= Problem description =
What is needed is the full set of records, word for word, with no pictures.
^^^^^^^^^^^^^^^^
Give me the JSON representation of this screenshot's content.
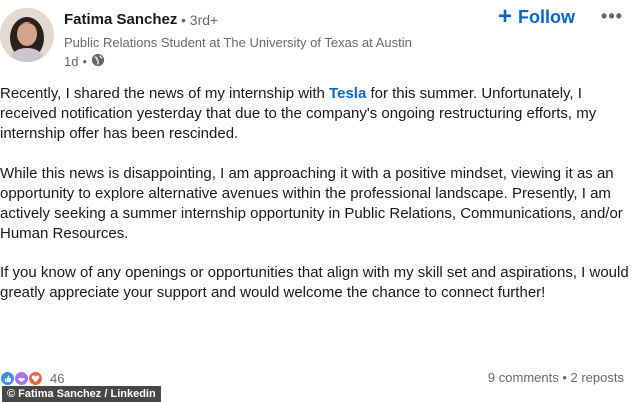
{
  "post": {
    "author": {
      "name": "Fatima Sanchez",
      "degree": "• 3rd+",
      "headline": "Public Relations Student at The University of Texas at Austin",
      "time": "1d",
      "separator": "•"
    },
    "follow_label": "Follow",
    "follow_plus": "+",
    "more_label": "•••",
    "body": {
      "p1_before": "Recently, I shared the news of my internship with ",
      "p1_mention": "Tesla",
      "p1_after": " for this summer. Unfortunately, I received notification yesterday that due to the company's ongoing restructuring efforts, my internship offer has been rescinded.",
      "p2": "While this news is disappointing, I am approaching it with a positive mindset, viewing it as an opportunity to explore alternative avenues within the professional landscape. Presently, I am actively seeking a summer internship opportunity in Public Relations, Communications, and/or Human Resources.",
      "p3": "If you know of any openings or opportunities that align with my skill set and aspirations, I would greatly appreciate your support and would welcome the chance to connect further!"
    },
    "reactions": {
      "count": "46",
      "icons": [
        "like-icon",
        "support-icon",
        "love-icon"
      ],
      "colors": {
        "like": "#378fe9",
        "support": "#a872e8",
        "love": "#e06b43"
      }
    },
    "comments": "9 comments",
    "stats_separator": " • ",
    "reposts": "2 reposts"
  },
  "credit": "© Fatima Sanchez / Linkedin",
  "colors": {
    "accent": "#0a66c2"
  }
}
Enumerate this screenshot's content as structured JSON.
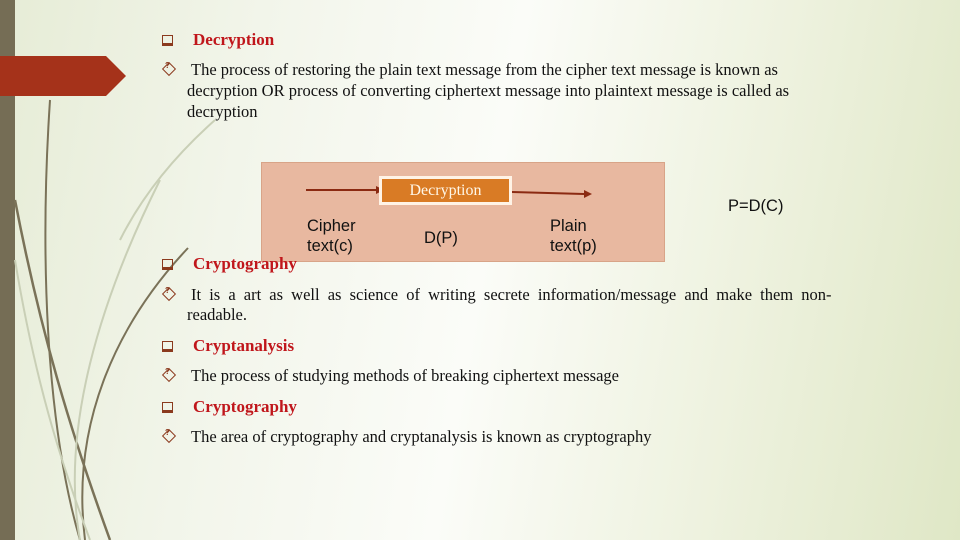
{
  "slide": {
    "sections": [
      {
        "heading": "Decryption",
        "bullet": " The process of restoring the plain text message from the cipher text message is known as",
        "bullet_lines": [
          "decryption OR process of converting ciphertext message into plaintext message is called as",
          "decryption"
        ]
      },
      {
        "heading": "Cryptography",
        "bullet": " It is a art as well as science of writing secrete information/message and make them non-",
        "bullet_lines": [
          "readable."
        ]
      },
      {
        "heading": "Cryptanalysis",
        "bullet": "The process of studying methods of breaking ciphertext message"
      },
      {
        "heading": "Cryptography",
        "bullet": "The area of cryptography and cryptanalysis is known as cryptography"
      }
    ],
    "diagram": {
      "box_label": "Decryption",
      "input_label_line1": "Cipher",
      "input_label_line2": "text(c)",
      "function_label": "D(P)",
      "output_label_line1": "Plain",
      "output_label_line2": "text(p)",
      "formula": "P=D(C)"
    },
    "colors": {
      "heading": "#c0161b",
      "banner": "#a5321a",
      "diagram_bg": "#e8b8a0",
      "decryption_box": "#d97b25",
      "arrow": "#8b2a12"
    }
  }
}
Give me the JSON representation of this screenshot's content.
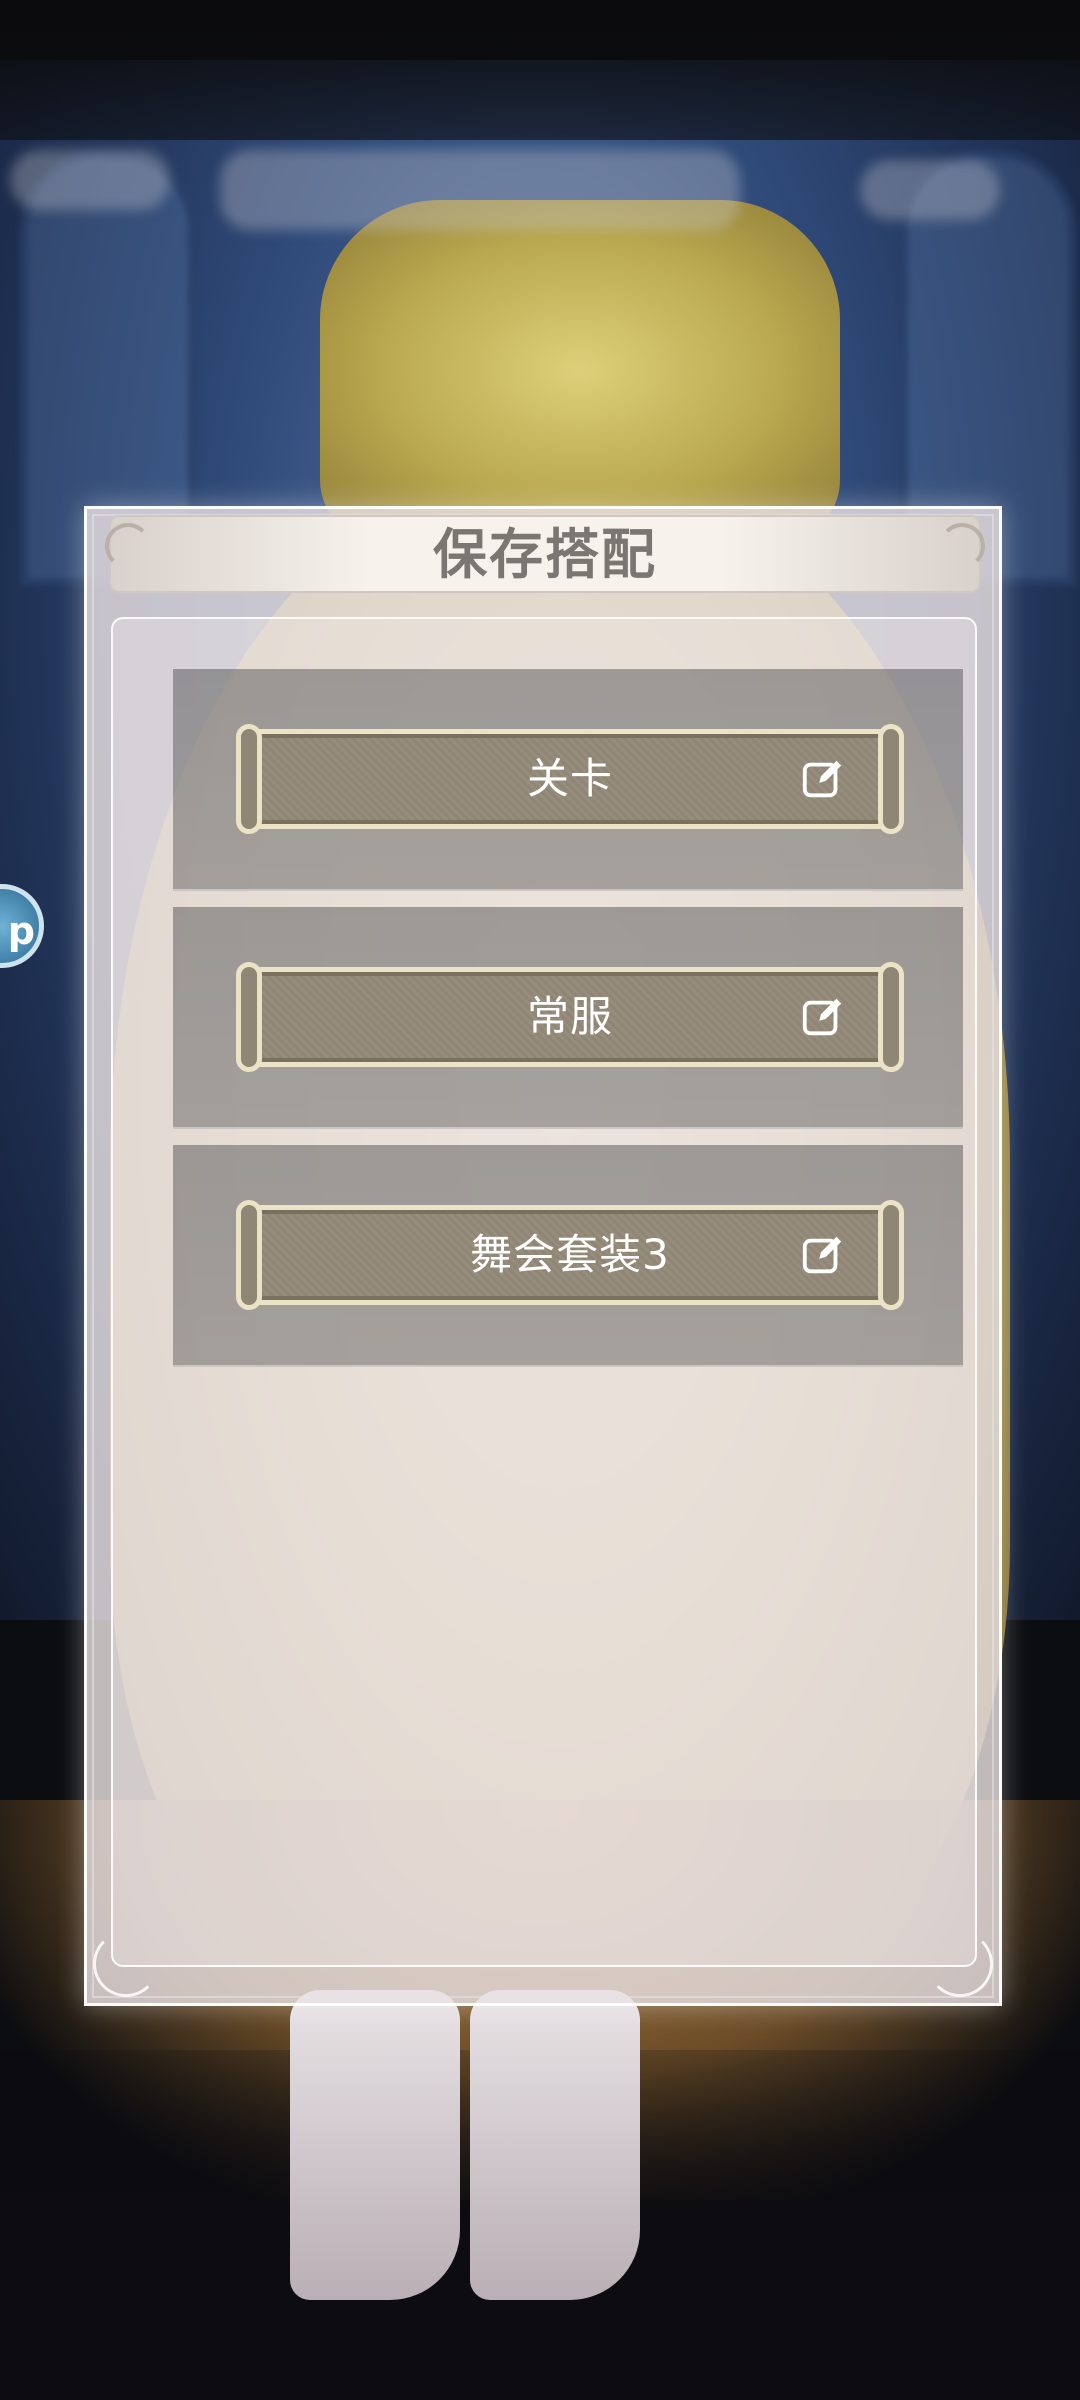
{
  "dialog": {
    "title": "保存搭配",
    "slots": [
      {
        "label": "关卡",
        "action_icon": "edit-icon"
      },
      {
        "label": "常服",
        "action_icon": "edit-icon"
      },
      {
        "label": "舞会套装3",
        "action_icon": "edit-icon"
      }
    ]
  },
  "background": {
    "side_button_text": "p"
  },
  "colors": {
    "panel_bg": "#e9e1e2",
    "title_text": "#7c7672",
    "slot_button": "#8f8676",
    "slot_border": "#ece3c6",
    "slot_text": "#ffffff"
  }
}
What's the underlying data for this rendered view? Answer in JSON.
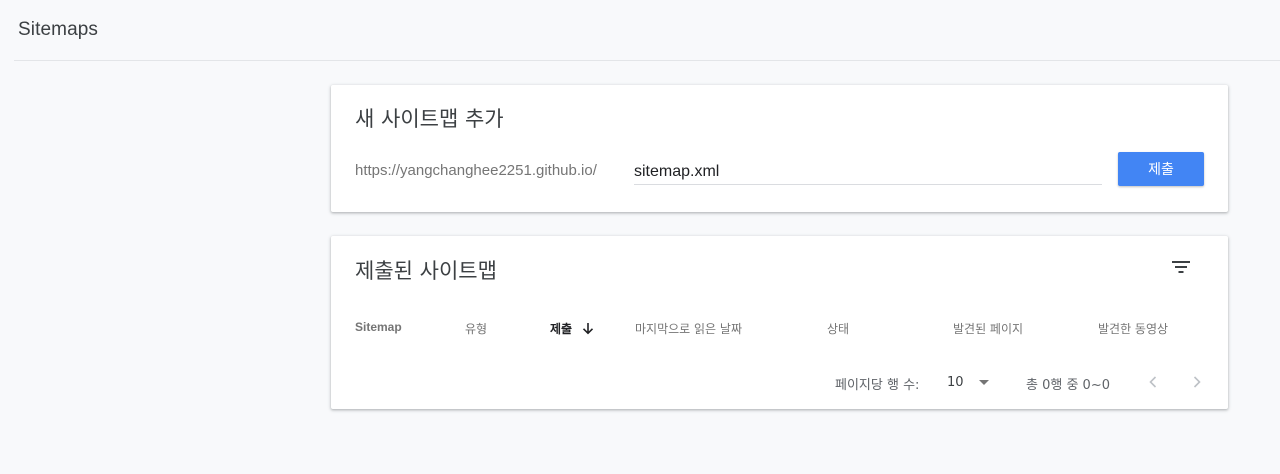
{
  "header": {
    "title": "Sitemaps"
  },
  "add_card": {
    "title": "새 사이트맵 추가",
    "url_prefix": "https://yangchanghee2251.github.io/",
    "input_value": "sitemap.xml",
    "submit_label": "제출",
    "submit_color": "#4285f4"
  },
  "list_card": {
    "title": "제출된 사이트맵",
    "filter_icon": "filter-icon",
    "columns": [
      "Sitemap",
      "유형",
      "제출",
      "마지막으로 읽은 날짜",
      "상태",
      "발견된 페이지",
      "발견한 동영상"
    ],
    "sorted_column_icon": "arrow-down-icon",
    "rows_per_page_label": "페이지당 행 수:",
    "rows_per_page_value": "10",
    "summary": "총 0행 중 0~0"
  }
}
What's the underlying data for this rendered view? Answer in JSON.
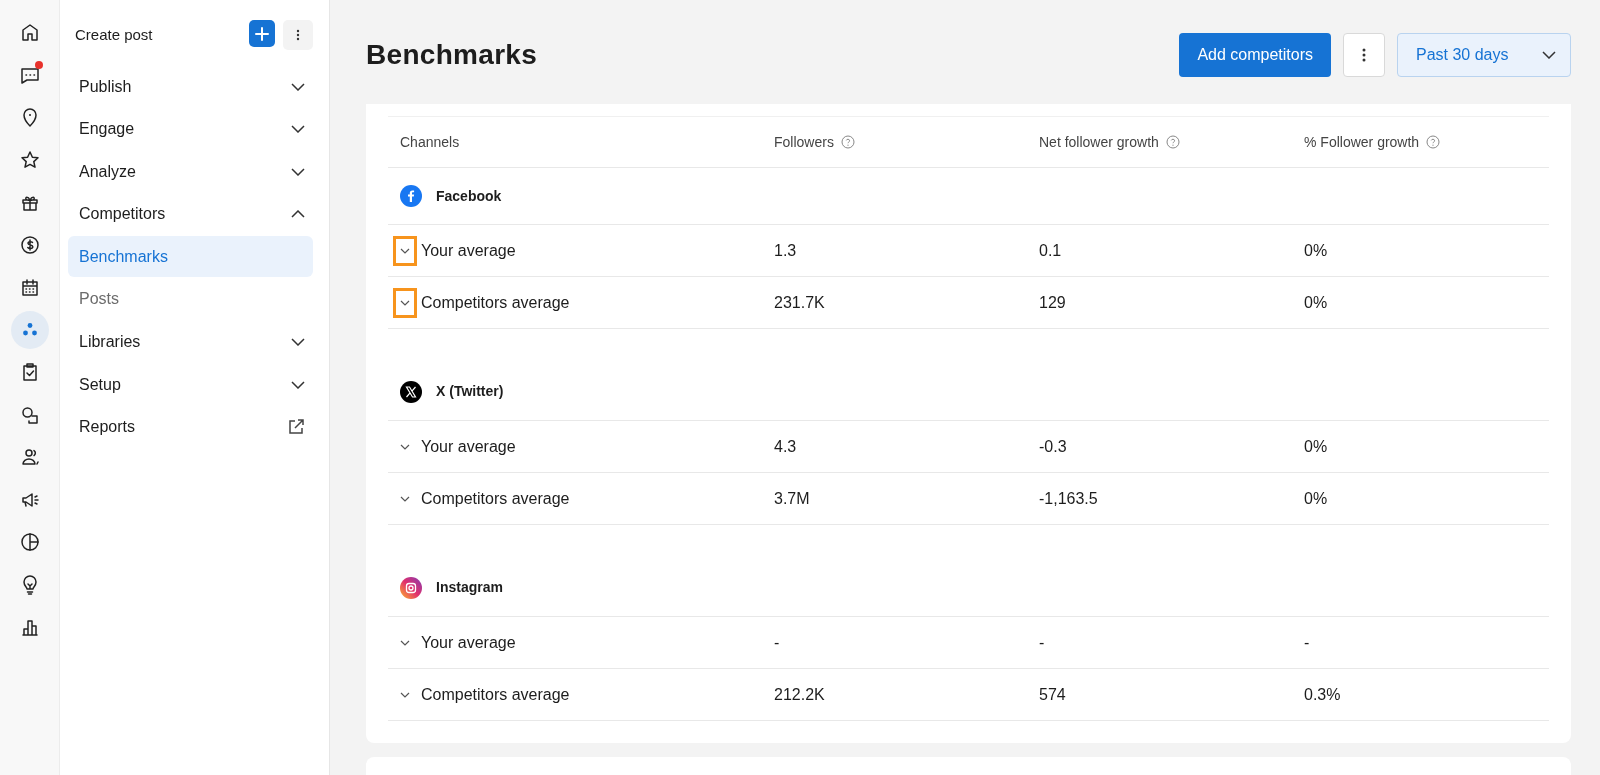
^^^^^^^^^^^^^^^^
= Exercise answer =
Give me the JSON representation of this screenshot's content.
{
  "post": {
    "author": {
      "name": "Fatima Sanchez",
      "degree": "• 3rd+",
      "headline": "Public Relations Student at The University of Texas at Austin",
      "time": "1d",
      "separator": "•"
    },
    "follow_label": "Follow",
    "follow_plus": "+",
    "more_label": "•••",
    "body": {
      "p1_before": "Recently, I shared the news of my internship with ",
      "p1_mention": "Tesla",
      "p1_after": " for this summer. Unfortunately, I received notification yesterday that due to the company's ongoing restructuring efforts, my internship offer has been rescinded.",
      "p2": "While this news is disappointing, I am approaching it with a positive mindset, viewing it as an opportunity to explore alternative avenues within the professional landscape. Presently, I am actively seeking a summer internship opportunity in Public Relations, Communications, and/or Human Resources.",
      "p3": "If you know of any openings or opportunities that align with my skill set and aspirations, I would greatly appreciate your support and would welcome the chance to connect further!"
    },
    "reactions": {
      "count": "46",
      "icons": [
        "like-icon",
        "support-icon",
        "love-icon"
      ],
      "colors": {
        "like": "#378fe9",
        "support": "#a872e8",
        "love": "#e06b43"
      }
    },
    "comments": "9 comments",
    "stats_separator": " • ",
    "reposts": "2 reposts"
  },
  "credit": "© Fatima Sanchez / Linkedin",
  "colors": {
    "accent": "#0a66c2"
  }
}
Enumerate this screenshot's content as structured JSON.
{
  "slide": {
    "sections": [
      {
        "heading": "Decryption",
        "bullet": " The process of restoring the plain text message from the cipher text message is known as",
        "bullet_lines": [
          "decryption OR process of converting ciphertext message into plaintext message is called as",
          "decryption"
        ]
      },
      {
        "heading": "Cryptography",
        "bullet": " It is a art as well as science of writing secrete information/message and make them non-",
        "bullet_lines": [
          "readable."
        ]
      },
      {
        "heading": "Cryptanalysis",
        "bullet": "The process of studying methods of breaking ciphertext message"
      },
      {
        "heading": "Cryptography",
        "bullet": "The area of cryptography and cryptanalysis is known as cryptography"
      }
    ],
    "diagram": {
      "box_label": "Decryption",
      "input_label_line1": "Cipher",
      "input_label_line2": "text(c)",
      "function_label": "D(P)",
      "output_label_line1": "Plain",
      "output_label_line2": "text(p)",
      "formula": "P=D(C)"
    },
    "colors": {
      "heading": "#c0161b",
      "banner": "#a5321a",
      "diagram_bg": "#e8b8a0",
      "decryption_box": "#d97b25",
      "arrow": "#8b2a12"
    }
  }
}
Give me the JSON representation of this screenshot's content.
{
  "dialog": {
    "title": "保存搭配",
    "slots": [
      {
        "label": "关卡",
        "action_icon": "edit-icon"
      },
      {
        "label": "常服",
        "action_icon": "edit-icon"
      },
      {
        "label": "舞会套装3",
        "action_icon": "edit-icon"
      }
    ]
  },
  "background": {
    "side_button_text": "p"
  },
  "colors": {
    "panel_bg": "#e9e1e2",
    "title_text": "#7c7672",
    "slot_button": "#8f8676",
    "slot_border": "#ece3c6",
    "slot_text": "#ffffff"
  }
}
What's the underlying data for this rendered view? Answer in JSON.
{
  "header": {
    "title": "Sitemaps"
  },
  "add_card": {
    "title": "새 사이트맵 추가",
    "url_prefix": "https://yangchanghee2251.github.io/",
    "input_value": "sitemap.xml",
    "submit_label": "제출",
    "submit_color": "#4285f4"
  },
  "list_card": {
    "title": "제출된 사이트맵",
    "filter_icon": "filter-icon",
    "columns": [
      "Sitemap",
      "유형",
      "제출",
      "마지막으로 읽은 날짜",
      "상태",
      "발견된 페이지",
      "발견한 동영상"
    ],
    "sorted_column_icon": "arrow-down-icon",
    "rows_per_page_label": "페이지당 행 수:",
    "rows_per_page_value": "10",
    "summary": "총 0행 중 0~0"
  }
}
What's the underlying data for this rendered view? Answer in JSON.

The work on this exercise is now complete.